Though Jazz hasn’t started hormone blocking therapy yet, she and her family continue to live openly, as evidence in I Am Jazz, which followed the family for nearly two weeks and captured the joys and struggles of raising a transgender child.
“Some people just don’t understand,” Jazz says in the beginning of the documentary. “They think what I’m doing and what my parents are doing is wrong. And me as a person, I’m wrong.”
What makes it such a powerful film is the family’s solidarity when it comes to supporting their baby daughter/sister Jazz. One of her twin brothers, Sander calls her “the whole package” while her father brought me to tears when he read an email he sent to the soccer board, pleading for them to allow Jazz to play with her girls soccer team.
“It was very touching and I cried,” Jazz says of her father’s emotional moment in the film. “That was the part that got me, and when people see it I think they’ll feel that I deserve to play girls soccer.”
“My first goal is to help other kids like Jazz by educating their parents and the children and then through the foundation, giving back,” Jeanette says of the documentary. “And then secondly is educating all the people that are on the fence, like they kind of know about this, but they really don’t know but they have an open mind. And it’d be great to win over the people who look at us like crazy freaks.”
As for Jazz, who by living so publicly doesn’t have the opportunity to live an anonymous life, one that allows her to choose to disclose or not disclose her trans journey, her goal is all about helping other kids.
“I want to tell them that it’s okay to step out of their shadows and be who they are,” she says. “Just be true to yourself and always know that it’s okay to express yourself and just be happy.”
Then, she turns the table on me.
“Janet, that’s why I feel I have such a big connection with you,” she says, “because you’ve face similar things that I have and have done things that I haven’t yet, so I feel I can really really connect with you.”
It’s then that I begin tearing up and tell her she’s making me cry, not because of what she says but because she understands the connectivity of this moment.
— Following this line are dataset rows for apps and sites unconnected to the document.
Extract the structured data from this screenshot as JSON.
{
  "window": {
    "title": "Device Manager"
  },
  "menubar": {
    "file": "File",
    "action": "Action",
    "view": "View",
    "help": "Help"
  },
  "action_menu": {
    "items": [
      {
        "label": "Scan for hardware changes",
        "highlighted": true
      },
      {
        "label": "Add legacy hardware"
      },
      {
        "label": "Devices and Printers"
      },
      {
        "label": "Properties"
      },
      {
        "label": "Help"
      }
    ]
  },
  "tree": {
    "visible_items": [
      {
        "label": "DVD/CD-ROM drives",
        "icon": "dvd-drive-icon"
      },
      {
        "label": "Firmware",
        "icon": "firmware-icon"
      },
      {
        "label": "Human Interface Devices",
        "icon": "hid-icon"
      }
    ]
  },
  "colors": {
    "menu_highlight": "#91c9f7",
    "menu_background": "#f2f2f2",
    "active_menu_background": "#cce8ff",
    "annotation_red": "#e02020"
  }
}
When I saw her in 2007 on 20/20, I merely saw a little girl. But hearing her sing that sweet little song which boasted lyrics symbolic of the load she was carrying by being her authentic self, made me think of me. It also made me insanely proud that there has been progress. When I was growing up, transitioning as a high school student was groundbreaking, and to medically transition at all was a feat to the generations of trans women and men before me. Now to see that there are kids who are going into kindergarten, like Jazz, as the gender that speaks to their soul, filled me with hope.
It’s getting better because brave souls and sages, wrapped in the package of little human beings, choose to live visibly, choose to be exactly who they are, and choose to share with us all the joys and struggles of their journey. In effect, helping us all become more open, more brave and overall better human beings.
“Being your mom is such a pleasure, Jazz,” Jeanette tells her daughter at the end of our phone call. “I tell you I marvel at my child, I marvel at all four of my children for different reasons, but this one keeps me on my toes because I never know what I’m going to get.”
Watch Jazz and her family’s story unfold in I Am Jazz: A Family In Transition, airing Sunday, Nov. 27, on OWN: The Oprah Winfrey Network at 9/8c. And learn more about the family’s foundation on the TransKids Purple Rainbow website.